In broad terms, data over years shows that Texas does a less-than-average job in feeding and housing children, in baby wellness checks, per-student school spending, and, more generally, with food stamp eligibility. The state ranks dead last for the percentage of women aged 19–64 with access to health insurance.
Of course, Republican Gov. Greg Abbott and Atty. Gen. Daniel Patrick were aglow with victory in launching the new restrictive abortion law that took effect allowed after last week’s hurried overnight vote by the U.S. Supreme Court against blocking it. The law prohibits abortions after six weeks from conception without exception and incents private citizens to file lawsuits against anyone from doctors and medical personnel to Uber drivers who help, effectively ending abortion clinic operations in the state.
But there was no announcement of new or additional child or parent services in Texas, raising the obvious moral dilemma about exactly what “pro-life” means in any practical sense beyond the cynical view that this is all about partisan politics.
As debate and high emotions swirl in the political arena, I thought it might be useful to look at what we know about both abortion services and child welfare rankings in Texas. The state health department, various nonprofits and child health services all have lagging, but directional information.
From the Guttmacher Institute, which tracks information about national abortions, data shows that Texas accounts for about 6.3% of abortions in the United States, though that doesn’t account for patients who leave the state. The raw numbers have been falling in Texas, as elsewhere, since 2014, as has the proportion of abortions per 1,000 women of reproductive age.
In 2017, Texas clinics performed 55,440 abortions: this year, there the state reports about 19,400 to date. Of course, during that time, the number of facilities and clinics offering abortions dropped as well. Since 2017, 96% of Texas counties — home to 43% of Texas women — had no clinic providing abortions.
Before this new law, there were other restrictions in place, included mandatory information sessions designed to discourage abortion requiring multiple trips, limits on private insurance coverage, a prohibition on telemedicine, an ultrasound image 24 hours before abortion to be shared with the patient, and medical services availability.
Most patients were 18–24, unmarried, somewhat more Latino than White or Black. The state data says the vast majority were at about 8 weeks, and all survived the operation.
Meanwhile, Child Services
In 2019, the Annie E. Casey Foundation‘s Kids Count Data Book, a state-by-state effort to track the status of children in the United States, ranked Texas 41st in overall child well-being based on measures of health, education, and economic well-being. That was up from 43rd in 2018, or one of the bottom 10 in the country.
There are changes year by year, but Texas has about 1.5 million children in poverty, which is double the national average.

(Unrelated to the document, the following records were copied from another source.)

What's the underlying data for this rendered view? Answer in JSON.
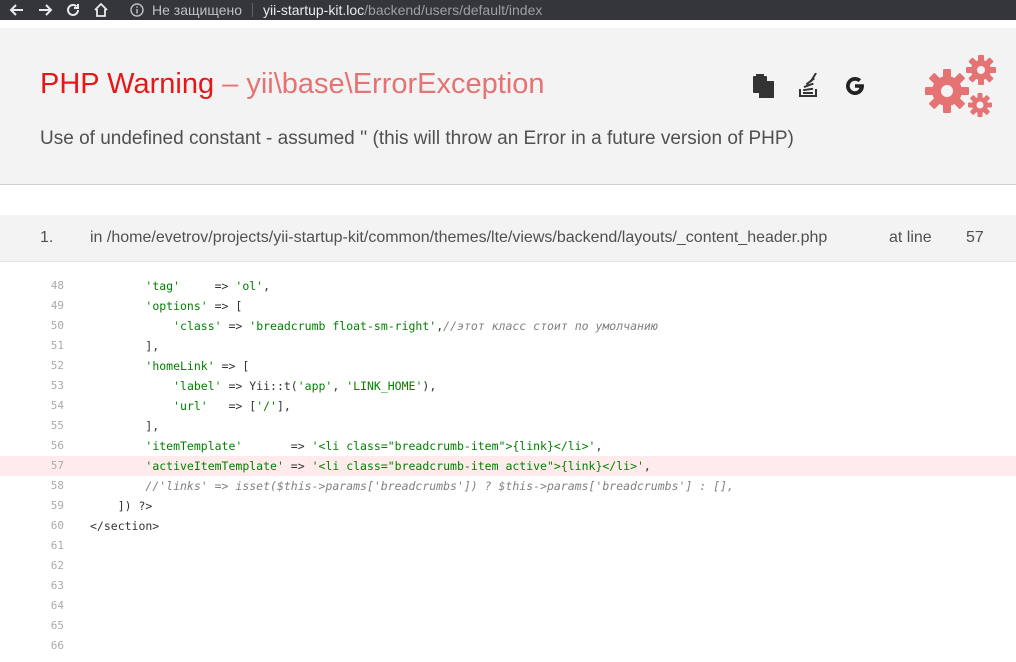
{
  "browser": {
    "security_text": "Не защищено",
    "url_host": "yii-startup-kit.loc",
    "url_path": "/backend/users/default/index"
  },
  "error": {
    "type": "PHP Warning",
    "dash": " – ",
    "class": "yii\\base\\ErrorException",
    "message": "Use of undefined constant  - assumed '' (this will throw an Error in a future version of PHP)"
  },
  "toolbar_icons": [
    "copy-icon",
    "stackoverflow-icon",
    "google-icon"
  ],
  "colors": {
    "error_red": "#e51717",
    "error_light": "#e57373",
    "highlight": "#ffebeb"
  },
  "call_stack": [
    {
      "index": "1.",
      "file": "in /home/evetrov/projects/yii-startup-kit/common/themes/lte/views/backend/layouts/_content_header.php",
      "at_line_label": "at line",
      "line": "57"
    }
  ],
  "code": {
    "highlight_line": 57,
    "lines": [
      {
        "n": "48",
        "segs": [
          [
            "p",
            "        "
          ],
          [
            "s",
            "'tag'"
          ],
          [
            "p",
            "     => "
          ],
          [
            "s",
            "'ol'"
          ],
          [
            "p",
            ","
          ]
        ]
      },
      {
        "n": "49",
        "segs": [
          [
            "p",
            "        "
          ],
          [
            "s",
            "'options'"
          ],
          [
            "p",
            " => ["
          ]
        ]
      },
      {
        "n": "50",
        "segs": [
          [
            "p",
            "            "
          ],
          [
            "s",
            "'class'"
          ],
          [
            "p",
            " => "
          ],
          [
            "s",
            "'breadcrumb float-sm-right'"
          ],
          [
            "p",
            ","
          ],
          [
            "c",
            "//этот класс стоит по умолчанию"
          ]
        ]
      },
      {
        "n": "51",
        "segs": [
          [
            "p",
            "        ],"
          ]
        ]
      },
      {
        "n": "52",
        "segs": [
          [
            "p",
            "        "
          ],
          [
            "s",
            "'homeLink'"
          ],
          [
            "p",
            " => ["
          ]
        ]
      },
      {
        "n": "53",
        "segs": [
          [
            "p",
            "            "
          ],
          [
            "s",
            "'label'"
          ],
          [
            "p",
            " => Yii::t("
          ],
          [
            "s",
            "'app'"
          ],
          [
            "p",
            ", "
          ],
          [
            "s",
            "'LINK_HOME'"
          ],
          [
            "p",
            "),"
          ]
        ]
      },
      {
        "n": "54",
        "segs": [
          [
            "p",
            "            "
          ],
          [
            "s",
            "'url'"
          ],
          [
            "p",
            "   => ["
          ],
          [
            "s",
            "'/'"
          ],
          [
            "p",
            "],"
          ]
        ]
      },
      {
        "n": "55",
        "segs": [
          [
            "p",
            "        ],"
          ]
        ]
      },
      {
        "n": "56",
        "segs": [
          [
            "p",
            "        "
          ],
          [
            "s",
            "'itemTemplate'"
          ],
          [
            "p",
            "       => "
          ],
          [
            "s",
            "'<li class=\"breadcrumb-item\">{link}</li>'"
          ],
          [
            "p",
            ","
          ]
        ]
      },
      {
        "n": "57",
        "segs": [
          [
            "p",
            "        "
          ],
          [
            "s",
            "'activeItemTemplate'"
          ],
          [
            "p",
            " => "
          ],
          [
            "s",
            "'<li class=\"breadcrumb-item active\">{link}</li>'"
          ],
          [
            "p",
            ","
          ]
        ]
      },
      {
        "n": "58",
        "segs": [
          [
            "p",
            "        "
          ],
          [
            "c",
            "//'links' => isset($this->params['breadcrumbs']) ? $this->params['breadcrumbs'] : [],"
          ]
        ]
      },
      {
        "n": "59",
        "segs": [
          [
            "p",
            "    ]) ?>"
          ]
        ]
      },
      {
        "n": "60",
        "segs": [
          [
            "p",
            "</section>"
          ]
        ]
      },
      {
        "n": "61",
        "segs": []
      },
      {
        "n": "62",
        "segs": []
      },
      {
        "n": "63",
        "segs": []
      },
      {
        "n": "64",
        "segs": []
      },
      {
        "n": "65",
        "segs": []
      },
      {
        "n": "66",
        "segs": []
      }
    ]
  }
}
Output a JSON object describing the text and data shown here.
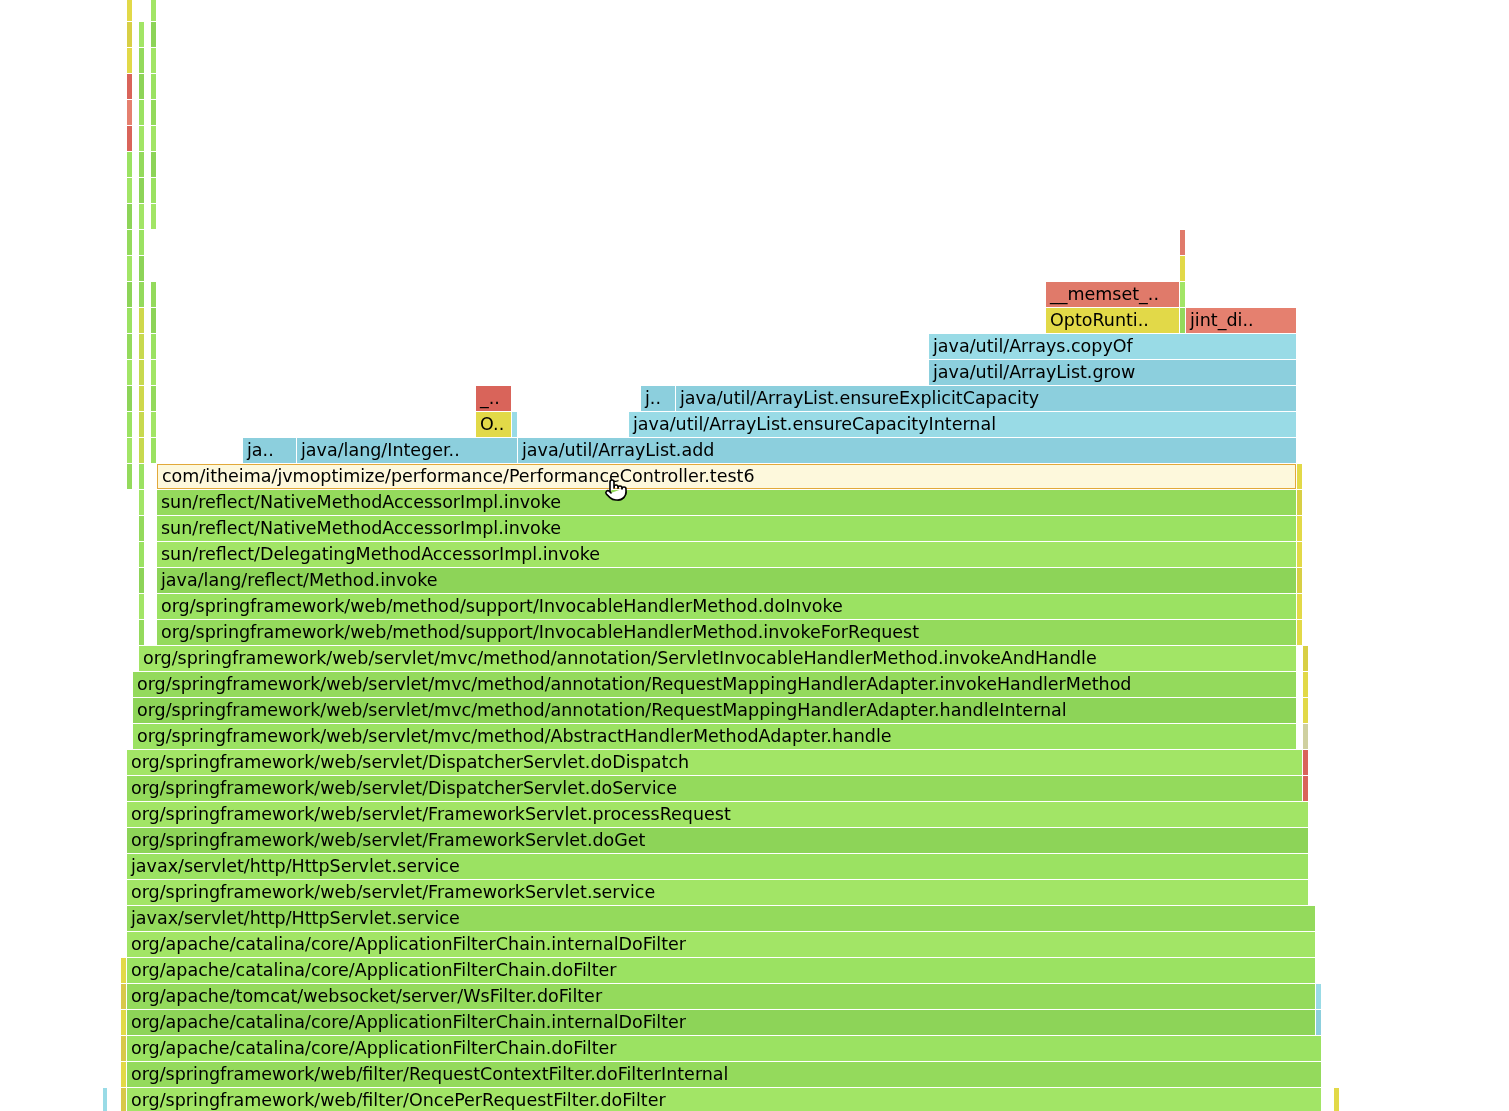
{
  "frames": [
    {
      "color": "#e07a6a",
      "hovered": false
    },
    {
      "color": "#e2d948",
      "hovered": false
    },
    {
      "label": "__memset_..",
      "color": "#e07a6a",
      "hovered": false
    },
    {
      "color": "#a2e566",
      "hovered": false
    },
    {
      "label": "OptoRunti..",
      "color": "#e2d948",
      "hovered": false
    },
    {
      "color": "#94da5c",
      "hovered": false
    },
    {
      "label": "jint_di..",
      "color": "#e5806f",
      "hovered": false
    },
    {
      "label": "java/util/Arrays.copyOf",
      "color": "#99dbe6",
      "hovered": false
    },
    {
      "label": "java/util/ArrayList.grow",
      "color": "#8ccfdd",
      "hovered": false
    },
    {
      "label": "_..",
      "color": "#d9645a",
      "hovered": false
    },
    {
      "label": "j..",
      "color": "#8ccfdd",
      "hovered": false
    },
    {
      "label": "java/util/ArrayList.ensureExplicitCapacity",
      "color": "#8ccfdd",
      "hovered": false
    },
    {
      "label": "O..",
      "color": "#e2d948",
      "hovered": false
    },
    {
      "color": "#99dbe6",
      "hovered": false
    },
    {
      "label": "java/util/ArrayList.ensureCapacityInternal",
      "color": "#99dbe6",
      "hovered": false
    },
    {
      "label": "ja..",
      "color": "#8ccfdd",
      "hovered": false
    },
    {
      "label": "java/lang/Integer..",
      "color": "#8ccfdd",
      "hovered": false
    },
    {
      "label": "java/util/ArrayList.add",
      "color": "#8ccfdd",
      "hovered": false
    },
    {
      "label": "com/itheima/jvmoptimize/performance/PerformanceController.test6",
      "color": "#fdf8dc",
      "hovered": true
    },
    {
      "label": "sun/reflect/NativeMethodAccessorImpl.invoke",
      "color": "#94da5c",
      "hovered": false
    },
    {
      "label": "sun/reflect/NativeMethodAccessorImpl.invoke",
      "color": "#9be262",
      "hovered": false
    },
    {
      "label": "sun/reflect/DelegatingMethodAccessorImpl.invoke",
      "color": "#a2e566",
      "hovered": false
    },
    {
      "label": "java/lang/reflect/Method.invoke",
      "color": "#8dd458",
      "hovered": false
    },
    {
      "label": "org/springframework/web/method/support/InvocableHandlerMethod.doInvoke",
      "color": "#9be262",
      "hovered": false
    },
    {
      "label": "org/springframework/web/method/support/InvocableHandlerMethod.invokeForRequest",
      "color": "#94da5c",
      "hovered": false
    },
    {
      "label": "org/springframework/web/servlet/mvc/method/annotation/ServletInvocableHandlerMethod.invokeAndHandle",
      "color": "#a2e566",
      "hovered": false
    },
    {
      "label": "org/springframework/web/servlet/mvc/method/annotation/RequestMappingHandlerAdapter.invokeHandlerMethod",
      "color": "#94da5c",
      "hovered": false
    },
    {
      "label": "org/springframework/web/servlet/mvc/method/annotation/RequestMappingHandlerAdapter.handleInternal",
      "color": "#8dd458",
      "hovered": false
    },
    {
      "label": "org/springframework/web/servlet/mvc/method/AbstractHandlerMethodAdapter.handle",
      "color": "#9be262",
      "hovered": false
    },
    {
      "label": "org/springframework/web/servlet/DispatcherServlet.doDispatch",
      "color": "#a2e566",
      "hovered": false
    },
    {
      "label": "org/springframework/web/servlet/DispatcherServlet.doService",
      "color": "#94da5c",
      "hovered": false
    },
    {
      "label": "org/springframework/web/servlet/FrameworkServlet.processRequest",
      "color": "#a2e566",
      "hovered": false
    },
    {
      "label": "org/springframework/web/servlet/FrameworkServlet.doGet",
      "color": "#8dd458",
      "hovered": false
    },
    {
      "label": "javax/servlet/http/HttpServlet.service",
      "color": "#9be262",
      "hovered": false
    },
    {
      "label": "org/springframework/web/servlet/FrameworkServlet.service",
      "color": "#a2e566",
      "hovered": false
    },
    {
      "label": "javax/servlet/http/HttpServlet.service",
      "color": "#94da5c",
      "hovered": false
    },
    {
      "label": "org/apache/catalina/core/ApplicationFilterChain.internalDoFilter",
      "color": "#a2e566",
      "hovered": false
    },
    {
      "label": "org/apache/catalina/core/ApplicationFilterChain.doFilter",
      "color": "#9be262",
      "hovered": false
    },
    {
      "label": "org/apache/tomcat/websocket/server/WsFilter.doFilter",
      "color": "#94da5c",
      "hovered": false
    },
    {
      "label": "org/apache/catalina/core/ApplicationFilterChain.internalDoFilter",
      "color": "#8dd458",
      "hovered": false
    },
    {
      "label": "org/apache/catalina/core/ApplicationFilterChain.doFilter",
      "color": "#9be262",
      "hovered": false
    },
    {
      "label": "org/springframework/web/filter/RequestContextFilter.doFilterInternal",
      "color": "#94da5c",
      "hovered": false
    },
    {
      "label": "org/springframework/web/filter/OncePerRequestFilter.doFilter",
      "color": "#a2e566",
      "hovered": false
    }
  ],
  "towers": [
    {
      "segments": [
        {
          "color": "#94da5c"
        },
        {
          "color": "#a2e566"
        },
        {
          "color": "#9be262"
        },
        {
          "color": "#8dd458"
        },
        {
          "color": "#a2e566"
        },
        {
          "color": "#94da5c"
        },
        {
          "color": "#9be262"
        },
        {
          "color": "#8dd458"
        },
        {
          "color": "#a2e566"
        },
        {
          "color": "#94da5c"
        },
        {
          "color": "#8dd458"
        },
        {
          "color": "#a2e566"
        },
        {
          "color": "#9be262"
        },
        {
          "color": "#d9645a"
        },
        {
          "color": "#e5806f"
        },
        {
          "color": "#d9645a"
        },
        {
          "color": "#e2d948"
        },
        {
          "color": "#d8cf45"
        },
        {
          "color": "#e2d948"
        }
      ]
    },
    {
      "segments": [
        {
          "color": "#94da5c"
        },
        {
          "color": "#a2e566"
        },
        {
          "color": "#8dd458"
        },
        {
          "color": "#9be262"
        },
        {
          "color": "#94da5c"
        },
        {
          "color": "#a2e566"
        },
        {
          "color": "#9be262"
        },
        {
          "color": "#c8d94f"
        },
        {
          "color": "#c8d94f"
        },
        {
          "color": "#cfd84c"
        },
        {
          "color": "#c8d94f"
        },
        {
          "color": "#c8d94f"
        },
        {
          "color": "#cfd84c"
        },
        {
          "color": "#94da5c"
        },
        {
          "color": "#8dd458"
        },
        {
          "color": "#9be262"
        },
        {
          "color": "#a2e566"
        },
        {
          "color": "#8dd458"
        },
        {
          "color": "#94da5c"
        },
        {
          "color": "#a2e566"
        },
        {
          "color": "#9be262"
        },
        {
          "color": "#8dd458"
        },
        {
          "color": "#94da5c"
        },
        {
          "color": "#a2e566"
        }
      ]
    },
    {
      "segments": [
        {
          "color": "#9be262"
        },
        {
          "color": "#a2e566"
        },
        {
          "color": "#94da5c"
        },
        {
          "color": "#a2e566"
        },
        {
          "color": "#9be262"
        },
        {
          "color": "#8dd458"
        },
        {
          "color": "#94da5c"
        }
      ]
    },
    {
      "segments": [
        {
          "color": "#a2e566"
        },
        {
          "color": "#9be262"
        },
        {
          "color": "#8dd458"
        },
        {
          "color": "#a2e566"
        },
        {
          "color": "#94da5c"
        },
        {
          "color": "#9be262"
        },
        {
          "color": "#a2e566"
        },
        {
          "color": "#8dd458"
        },
        {
          "color": "#a2e566"
        }
      ]
    },
    {
      "segments": [
        {
          "color": "#e2d948"
        },
        {
          "color": "#e2d948"
        },
        {
          "color": "#d8cf45"
        },
        {
          "color": "#e2d948"
        },
        {
          "color": "#e2d948"
        },
        {
          "color": "#d8cf45"
        },
        {
          "color": "#e2d948"
        }
      ]
    },
    {
      "segments": [
        {
          "color": "#d9645a"
        },
        {
          "color": "#d9645a"
        },
        {
          "color": "#cfd0a0"
        },
        {
          "color": "#e2d948"
        },
        {
          "color": "#e2d948"
        },
        {
          "color": "#d8cf45"
        }
      ]
    },
    {
      "segments": [
        {
          "color": "#d8c84a"
        },
        {
          "color": "#e2d948"
        },
        {
          "color": "#d8c84a"
        },
        {
          "color": "#e2d948"
        },
        {
          "color": "#d8c84a"
        },
        {
          "color": "#e2d948"
        }
      ]
    },
    {
      "segments": [
        {
          "color": "#8ccfdd"
        },
        {
          "color": "#99dbe6"
        }
      ]
    },
    {
      "segments": [
        {
          "color": "#99dbe6"
        }
      ]
    },
    {
      "segments": [
        {
          "color": "#e2d948"
        }
      ]
    }
  ]
}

Other areas of concern include the teen birth rate, a lack of health insurance for children and high schoolers not graduating on time.
According to the Children’s Defense Fund, Texas ranks 46th among the states for child hunger, with fully 23% in 2020 living in food-insecure households. Of the 4 million facing hunger in the states, 1.5 million are children.
Much of the state is rural, where there may be higher rates of hunger because of poor geographic access to healthy food, limited or unreliable job opportunities, and high rates of un- and under-employment, the reports say.
Nevertheless, it is exactly these families who will be most affected by the most restrictive abortion laws in the nation.
Similarly, a report by PolitiFact in March found that baby wellness checks in Texas rank poorly among the states, though not as bad as the liberal group Occupy Democrats had posted on social media to insist that Texas lags significantly in maternal mortality, per-student school spending and child hunger. Texas ranked 34th among the states in the percentage of children up to age 2 who had one or more preventive doctor visits during the previous 12 months, according to the National Survey of Children’s Health, conducted by the Department of Health and Human Services’ Maternal and Child Health Bureau in 2016 and 2017. Likewise, the Centers for Disease Control says Texas is behind the nation in prenatal care.
In 2019, Texas ranked dead last in health insurance coverage for women between the ages of 19 and 64, according to the Kaiser Family Foundation. Texas women are uninsured at about double the national rate.
Census Bureau data shows that Texas ranked 44th in per-pupil spending for K-12 public school systems in 2019.
About all of this, Governor Abbott and Republicans are silent, simply waving the anti-abortion banner without addressing the inevitable, hypocritical results. Shame.